The draft amendment to the Distance Act is already officially known. What needs improvement?

It has finally happened! The draft amendment to the distance act, so much awaited by the industry, has finally seen the light of day. The Ministry of Development, Labour and Technology sent the draft for an opinion and public consultations, that will last until June 3rd. Then the draft will be submitted for its approval by the Council of Ministers and afterwards it will be passed on to the Sejm (the lower chamber of the Polish parliament). The proposed changes and the current legislative path can be followed here:

The Hofstadter’s Law works!

Deputy Minister Ms. Anna Kornecka, who is responsible for the project from the ministerial side, ensures that it will be processed quickly and efficiently so that the new regulations can take effect after the holidays. The whole industry is keeping its fingers crossed and hopes that there will be no further delays. While browsing my historical blog entries, I noticed how this term has evolved over time. The Hofstadter’s Law (I wrote more about it HERE) works! I can see it because this entry was supposed to be written 2 weeks ago …

A cross-party agreement on the need to introduce changes will certainly contribute to fast processing. All Europe and the rest of the world are on the green side. Governments are changing their approach to climate policy, encouraged by EU actions in this area (requirements set by the European Green Deal, rising prices of CO2 emissions). Let us hope that the holiday period will not slow down the pace of work.

What changes will the amendment bring?

Basically, everything that was previously announced by media reports is included in it, i.e.:

    • The 10h rule remains in force, but the commune may limit the minimum distance from housing development to a lower size resulting from the Strategic Environmental Impact Assessment. However, this distance may not be less than 500m.
    • If the impact of turbines exceeds the area of a given commune, it is also required to adopt a local plan in the nearby commune.
    • The procedure of adopting new Local Spatial Development Plans or changing the applicable locations for the turbines will be longer and more complicated. Greater participation of residents in the arrangements of the plan is expected. The obligations arising from public discussions have been significantly expanded.
    • New obligations have been imposed on investors to improve safety during the operation of wind turbines, which is to be supervised by the Office of Technical Inspection. It is planned to introduce periodic, cyclical certification of companies that service turbines. The Office of Technical Inspection will keep the register of entities that can provide this type of service.

It is also very pleasing to withdraw from the need to cover the entire area of 10 h from the turbine with the local plan.
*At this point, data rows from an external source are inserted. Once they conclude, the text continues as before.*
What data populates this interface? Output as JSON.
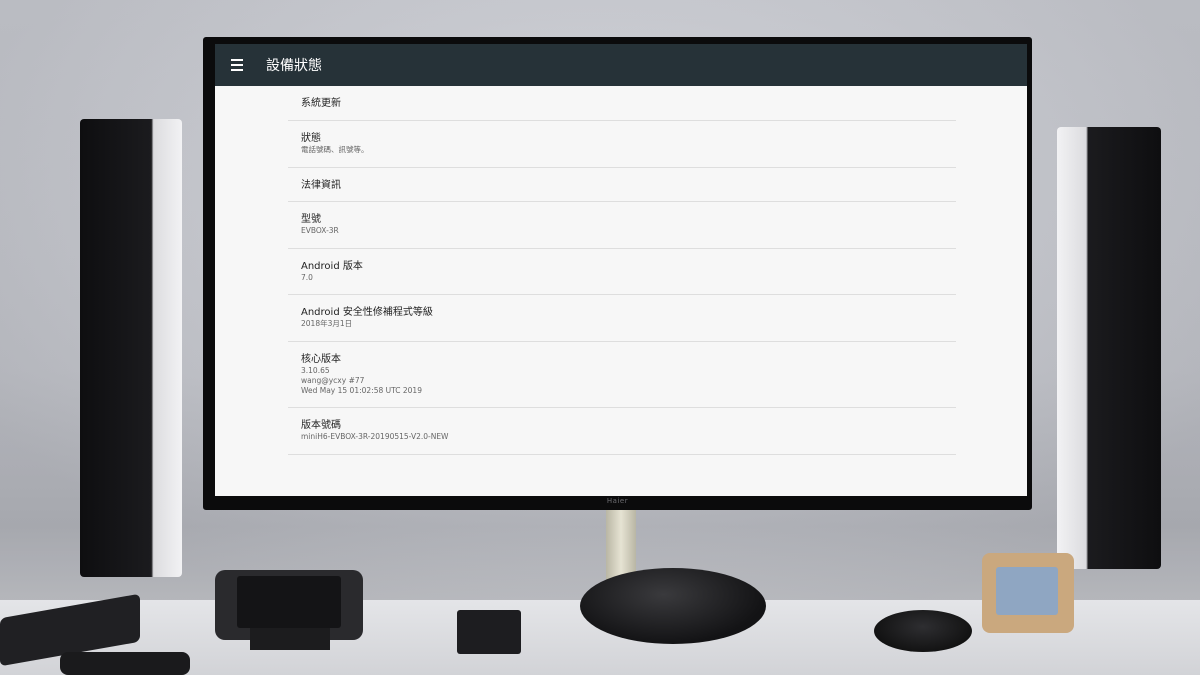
{
  "tv": {
    "brand": "Haier",
    "app_bar": {
      "title": "設備狀態",
      "menu_icon": "hamburger-menu-icon"
    },
    "items": [
      {
        "title": "系統更新",
        "subtitles": []
      },
      {
        "title": "狀態",
        "subtitles": [
          "電話號碼、訊號等。"
        ]
      },
      {
        "title": "法律資訊",
        "subtitles": []
      },
      {
        "title": "型號",
        "subtitles": [
          "EVBOX-3R"
        ]
      },
      {
        "title": "Android 版本",
        "subtitles": [
          "7.0"
        ]
      },
      {
        "title": "Android 安全性修補程式等級",
        "subtitles": [
          "2018年3月1日"
        ]
      },
      {
        "title": "核心版本",
        "subtitles": [
          "3.10.65",
          "wang@ycxy #77",
          "Wed May 15 01:02:58 UTC 2019"
        ]
      },
      {
        "title": "版本號碼",
        "subtitles": [
          "miniH6-EVBOX-3R-20190515-V2.0-NEW"
        ]
      }
    ]
  }
}
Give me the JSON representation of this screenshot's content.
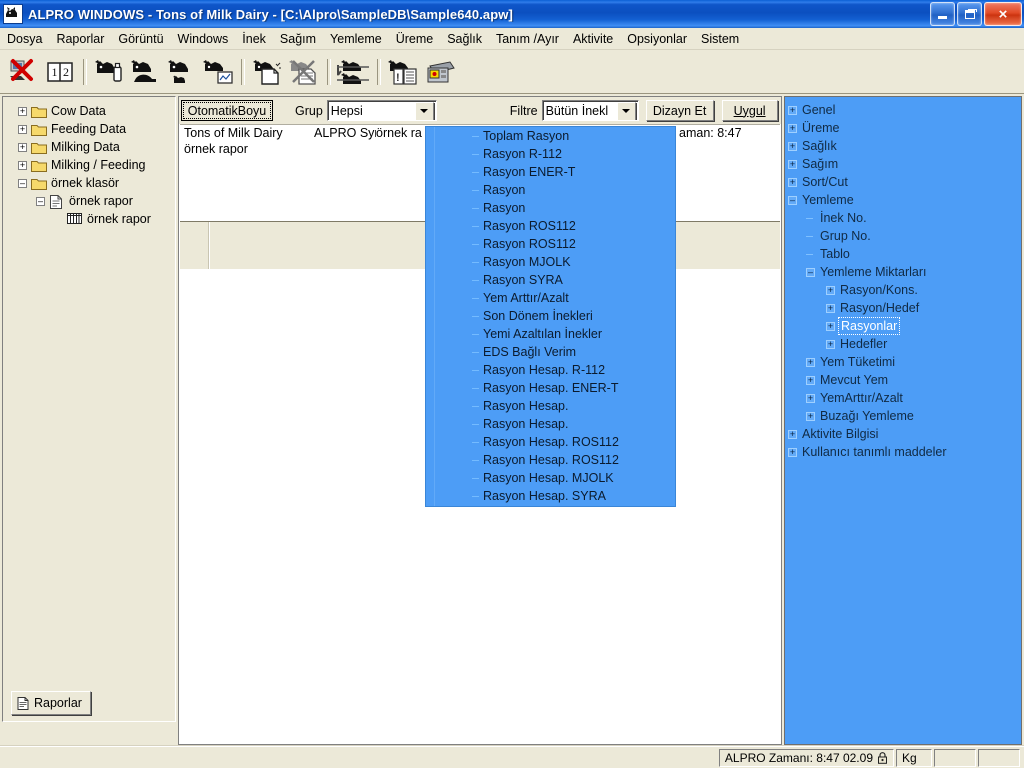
{
  "window": {
    "title": "ALPRO WINDOWS - Tons of Milk Dairy - [C:\\Alpro\\SampleDB\\Sample640.apw]",
    "icon": "alpro-cow-icon",
    "minimize_label": "",
    "maximize_label": "",
    "close_label": "×"
  },
  "menubar": {
    "items": [
      {
        "label": "Dosya"
      },
      {
        "label": "Raporlar"
      },
      {
        "label": "Görüntü"
      },
      {
        "label": "Windows"
      },
      {
        "label": "İnek"
      },
      {
        "label": "Sağım"
      },
      {
        "label": "Yemleme"
      },
      {
        "label": "Üreme"
      },
      {
        "label": "Sağlık"
      },
      {
        "label": "Tanım /Ayır"
      },
      {
        "label": "Aktivite"
      },
      {
        "label": "Opsiyonlar"
      },
      {
        "label": "Sistem"
      }
    ]
  },
  "toolbar": {
    "buttons": [
      {
        "name": "delete-report-icon"
      },
      {
        "name": "numbered-book-icon"
      },
      {
        "name": "cow-bottle-icon"
      },
      {
        "name": "cow-feed-icon"
      },
      {
        "name": "cow-calf-icon"
      },
      {
        "name": "cow-chart-icon"
      },
      {
        "name": "cow-new-document-icon"
      },
      {
        "name": "cow-delete-document-icon"
      },
      {
        "name": "cow-sort-icon"
      },
      {
        "name": "cow-report-list-icon"
      },
      {
        "name": "calculator-icon"
      }
    ]
  },
  "left_tree": {
    "nodes": [
      {
        "label": "Cow Data",
        "expander": "+",
        "type": "folder",
        "indent": 0
      },
      {
        "label": "Feeding Data",
        "expander": "+",
        "type": "folder",
        "indent": 0
      },
      {
        "label": "Milking Data",
        "expander": "+",
        "type": "folder",
        "indent": 0
      },
      {
        "label": "Milking / Feeding",
        "expander": "+",
        "type": "folder",
        "indent": 0
      },
      {
        "label": "örnek klasör",
        "expander": "–",
        "type": "folder",
        "indent": 0
      },
      {
        "label": "örnek rapor",
        "expander": "–",
        "type": "page",
        "indent": 1
      },
      {
        "label": "örnek rapor",
        "expander": "",
        "type": "grid",
        "indent": 2
      }
    ],
    "bottom_button": {
      "label": "Raporlar",
      "icon": "page-icon"
    }
  },
  "report_toolbar": {
    "autosize_button": "OtomatikBoyu",
    "group_label": "Grup",
    "group_value": "Hepsi",
    "filter_label": "Filtre",
    "filter_value": "Bütün İnekl",
    "design_button": "Dizayn Et",
    "apply_button": "Uygul"
  },
  "report_header": {
    "line1": [
      "Tons of Milk Dairy",
      "ALPRO Synı",
      "örnek ra",
      "aman: 8:47"
    ],
    "line2": "örnek rapor"
  },
  "dropdown": {
    "name": "report-field-list",
    "items": [
      "Toplam Rasyon",
      "Rasyon R-112",
      "Rasyon ENER-T",
      "Rasyon",
      "Rasyon",
      "Rasyon ROS112",
      "Rasyon ROS112",
      "Rasyon MJOLK",
      "Rasyon SYRA",
      "Yem Arttır/Azalt",
      "Son Dönem İnekleri",
      "Yemi Azaltılan İnekler",
      "EDS Bağlı Verim",
      "Rasyon Hesap. R-112",
      "Rasyon Hesap. ENER-T",
      "Rasyon Hesap.",
      "Rasyon Hesap.",
      "Rasyon Hesap. ROS112",
      "Rasyon Hesap. ROS112",
      "Rasyon Hesap. MJOLK",
      "Rasyon Hesap. SYRA"
    ]
  },
  "right_tree": {
    "nodes": [
      {
        "label": "Genel",
        "expander": "+",
        "indent": 0,
        "selected": false
      },
      {
        "label": "Üreme",
        "expander": "+",
        "indent": 0,
        "selected": false
      },
      {
        "label": "Sağlık",
        "expander": "+",
        "indent": 0,
        "selected": false
      },
      {
        "label": "Sağım",
        "expander": "+",
        "indent": 0,
        "selected": false
      },
      {
        "label": "Sort/Cut",
        "expander": "+",
        "indent": 0,
        "selected": false
      },
      {
        "label": "Yemleme",
        "expander": "–",
        "indent": 0,
        "selected": false
      },
      {
        "label": "İnek No.",
        "expander": "",
        "indent": 1,
        "selected": false
      },
      {
        "label": "Grup No.",
        "expander": "",
        "indent": 1,
        "selected": false
      },
      {
        "label": "Tablo",
        "expander": "",
        "indent": 1,
        "selected": false
      },
      {
        "label": "Yemleme Miktarları",
        "expander": "–",
        "indent": 1,
        "selected": false
      },
      {
        "label": "Rasyon/Kons.",
        "expander": "+",
        "indent": 2,
        "selected": false
      },
      {
        "label": "Rasyon/Hedef",
        "expander": "+",
        "indent": 2,
        "selected": false
      },
      {
        "label": "Rasyonlar",
        "expander": "+",
        "indent": 2,
        "selected": true
      },
      {
        "label": "Hedefler",
        "expander": "+",
        "indent": 2,
        "selected": false
      },
      {
        "label": "Yem Tüketimi",
        "expander": "+",
        "indent": 1,
        "selected": false
      },
      {
        "label": "Mevcut Yem",
        "expander": "+",
        "indent": 1,
        "selected": false
      },
      {
        "label": "YemArttır/Azalt",
        "expander": "+",
        "indent": 1,
        "selected": false
      },
      {
        "label": "Buzağı Yemleme",
        "expander": "+",
        "indent": 1,
        "selected": false
      },
      {
        "label": "Aktivite Bilgisi",
        "expander": "+",
        "indent": 0,
        "selected": false
      },
      {
        "label": "Kullanıcı tanımlı maddeler",
        "expander": "+",
        "indent": 0,
        "selected": false
      }
    ]
  },
  "statusbar": {
    "alpro_time": "ALPRO Zamanı: 8:47   02.09",
    "lock_icon": "lock-icon",
    "unit": "Kg",
    "cell_empty_1": "",
    "cell_empty_2": ""
  },
  "colors": {
    "title_blue": "#0b4fc0",
    "panel_beige": "#ece9d8",
    "tree_blue": "#4d9df6",
    "dropdown_blue": "#4d9df6",
    "selection_white": "#ffffff"
  }
}
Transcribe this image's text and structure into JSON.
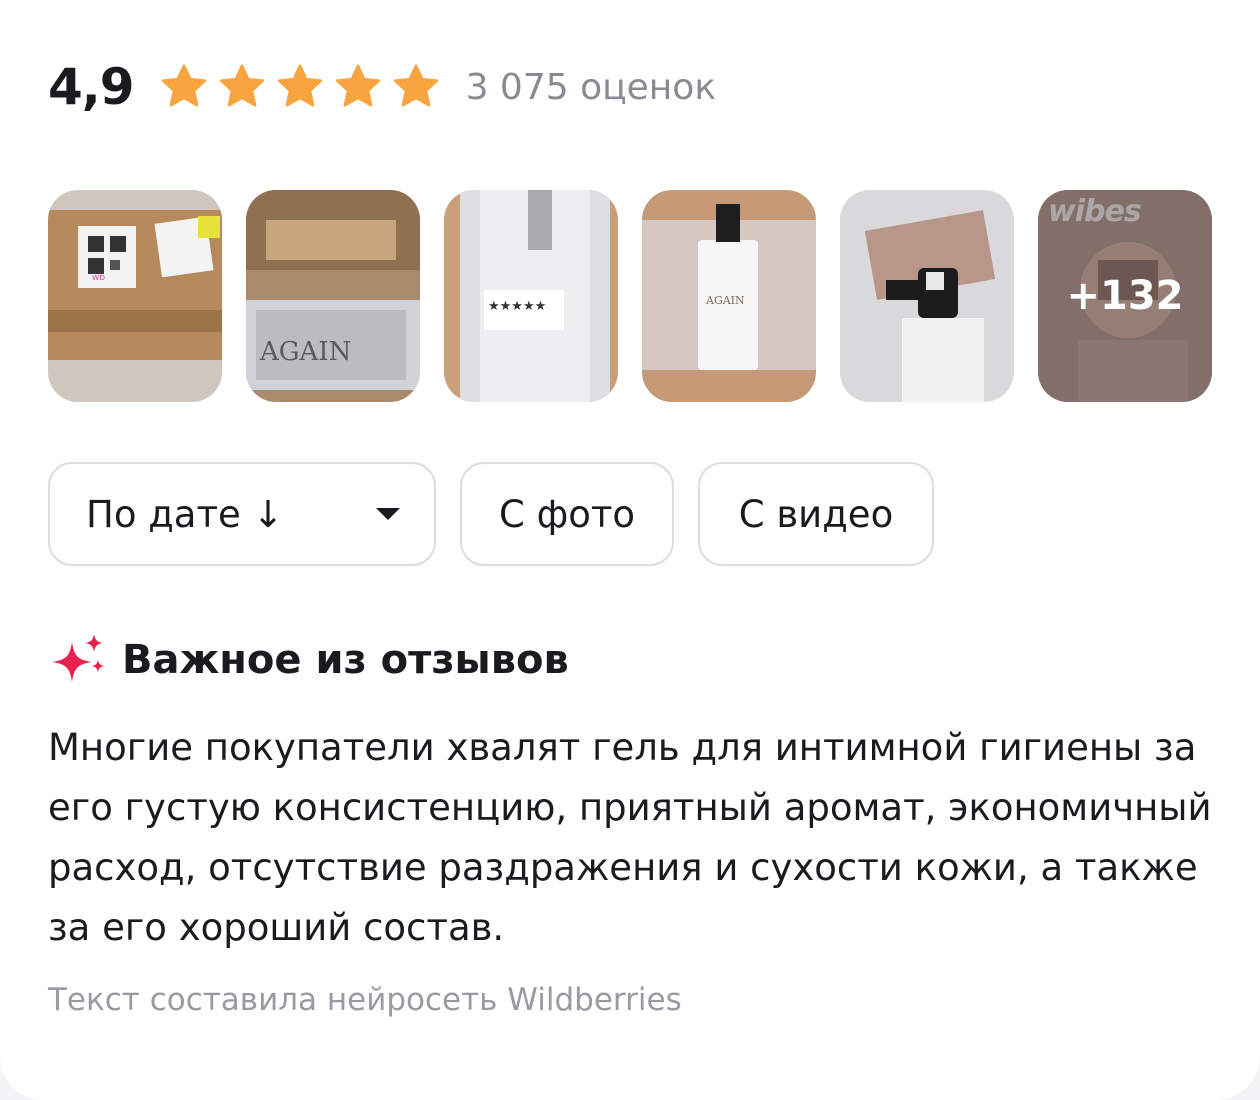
{
  "rating": {
    "value": "4,9",
    "stars_filled": 5,
    "stars_total": 5,
    "count_text": "3 075 оценок",
    "star_color": "#f9a43f"
  },
  "photos": {
    "more_label": "+132",
    "vibes_label": "wibes",
    "items": [
      {
        "name": "photo-box-qr"
      },
      {
        "name": "photo-box-open"
      },
      {
        "name": "photo-bubble-wrap"
      },
      {
        "name": "photo-bottle-packed"
      },
      {
        "name": "photo-pump"
      },
      {
        "name": "photo-more"
      }
    ]
  },
  "filters": {
    "sort_label": "По дате ↓",
    "photo_label": "С фото",
    "video_label": "С видео"
  },
  "summary": {
    "heading": "Важное из отзывов",
    "text": "Многие покупатели хвалят гель для интимной гигиены за его густую консистенцию, приятный аромат, экономичный расход, отсутствие раздражения и сухости кожи, а также за его хороший состав.",
    "note": "Текст составила нейросеть Wildberries",
    "sparkle_color": "#e8214d"
  }
}
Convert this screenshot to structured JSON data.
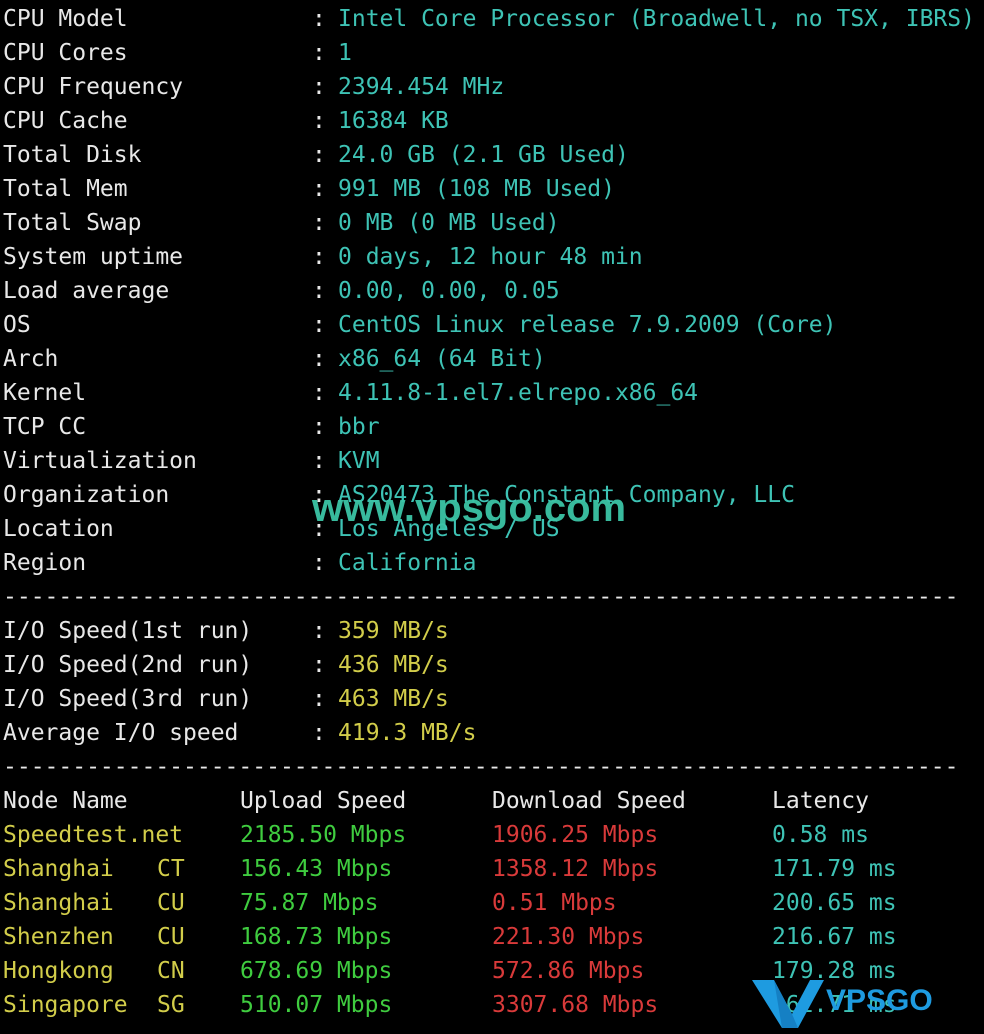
{
  "system_info": [
    {
      "label": "CPU Model",
      "value": "Intel Core Processor (Broadwell, no TSX, IBRS)"
    },
    {
      "label": "CPU Cores",
      "value": "1"
    },
    {
      "label": "CPU Frequency",
      "value": "2394.454 MHz"
    },
    {
      "label": "CPU Cache",
      "value": "16384 KB"
    },
    {
      "label": "Total Disk",
      "value": "24.0 GB (2.1 GB Used)"
    },
    {
      "label": "Total Mem",
      "value": "991 MB (108 MB Used)"
    },
    {
      "label": "Total Swap",
      "value": "0 MB (0 MB Used)"
    },
    {
      "label": "System uptime",
      "value": "0 days, 12 hour 48 min"
    },
    {
      "label": "Load average",
      "value": "0.00, 0.00, 0.05"
    },
    {
      "label": "OS",
      "value": "CentOS Linux release 7.9.2009 (Core)"
    },
    {
      "label": "Arch",
      "value": "x86_64 (64 Bit)"
    },
    {
      "label": "Kernel",
      "value": "4.11.8-1.el7.elrepo.x86_64"
    },
    {
      "label": "TCP CC",
      "value": "bbr"
    },
    {
      "label": "Virtualization",
      "value": "KVM"
    },
    {
      "label": "Organization",
      "value": "AS20473 The Constant Company, LLC"
    },
    {
      "label": "Location",
      "value": "Los Angeles / US"
    },
    {
      "label": "Region",
      "value": "California"
    }
  ],
  "separator": ":",
  "divider": "---------------------------------------------------------------------",
  "io": [
    {
      "label": "I/O Speed(1st run)",
      "value": "359 MB/s"
    },
    {
      "label": "I/O Speed(2nd run)",
      "value": "436 MB/s"
    },
    {
      "label": "I/O Speed(3rd run)",
      "value": "463 MB/s"
    },
    {
      "label": "Average I/O speed",
      "value": "419.3 MB/s"
    }
  ],
  "speed_table": {
    "headers": [
      "Node Name",
      "Upload Speed",
      "Download Speed",
      "Latency"
    ],
    "rows": [
      {
        "node": "Speedtest.net",
        "code": "",
        "upload": "2185.50 Mbps",
        "download": "1906.25 Mbps",
        "latency": "0.58 ms"
      },
      {
        "node": "Shanghai",
        "code": "CT",
        "upload": "156.43 Mbps",
        "download": "1358.12 Mbps",
        "latency": "171.79 ms"
      },
      {
        "node": "Shanghai",
        "code": "CU",
        "upload": "75.87 Mbps",
        "download": "0.51 Mbps",
        "latency": "200.65 ms"
      },
      {
        "node": "Shenzhen",
        "code": "CU",
        "upload": "168.73 Mbps",
        "download": "221.30 Mbps",
        "latency": "216.67 ms"
      },
      {
        "node": "Hongkong",
        "code": "CN",
        "upload": "678.69 Mbps",
        "download": "572.86 Mbps",
        "latency": "179.28 ms"
      },
      {
        "node": "Singapore",
        "code": "SG",
        "upload": "510.07 Mbps",
        "download": "3307.68 Mbps",
        "latency": "162.71 ms"
      }
    ]
  },
  "watermark": "www.vpsgo.com",
  "logo_text": "VPSGO",
  "colors": {
    "background": "#000000",
    "label": "#e8e8e8",
    "info_value": "#3ec3b5",
    "io_value": "#d2cd4a",
    "node": "#d2cd4a",
    "upload": "#3fcc3f",
    "download": "#d93a3a",
    "latency": "#3ec3b5",
    "logo": "#1e9be0"
  }
}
I described the consequences of leaving such provisions HERE.  Currently, it is assumed that the boundaries of the plan cannot be smaller than the expected range of the turbines’ environmental impact. In practice, this may mean a return to marking the scope of the plan by determining the cumulative isophones of permissible noise from turbines, taking into account the type of the nearest buildings.

What needs clarification?

The proposed changes are a step in the right direction. However, one may wonder whether such a rigorous procedure of adopting new plans will discourage potential investors. Having a choice of developing a PV project or a wind farm project, they can choose the first option, because it is much less risky, simpler and requires less financial expenditure (no need for long-term wind measurements nor yearly environmental monitoring, simpler procedure for obtaining a location decision, less probability of social conflicts, etc.).

I would also certainly change, in the draft amendment, the content of the proposed new version of art. 5 concerning the method of measuring the distance between the existing and planned housing development and planned wind turbines. The current proposal is very unclear. It is completely incomprehensible for a person who does not deal daily with the law. The idea is that in the case of:

    • obtaining a building permit for a turbine, this distance should be measured from the tip of the power plant’s blade to the corner of the existing building, or the border of the area specified in the location decision allowing for its foundation.
    • adopting a new or changing the existing Local Spatial Development Plan – the distance between the border of the site card allowing for the location of the power plant and the nearest corner of the existing building or the border of the area designated in the location decision allowing for its foundation.

We hope that during the consultation phase and in the further legislative procedure, the provisions will be made more precise and transparent for everyone. The owners of the land around the turbines are also awaiting the change of regulations. In the absence of a local zoning plan allowing for the construction of residential buildings, they cannot currently apply for the issue of Development Conditions for the location of residential buildings within 10h from the location of the turbines. Therefore, this change will also be beneficial for local communities.

Kamil Koczara
Development Manager
Tundra Advisory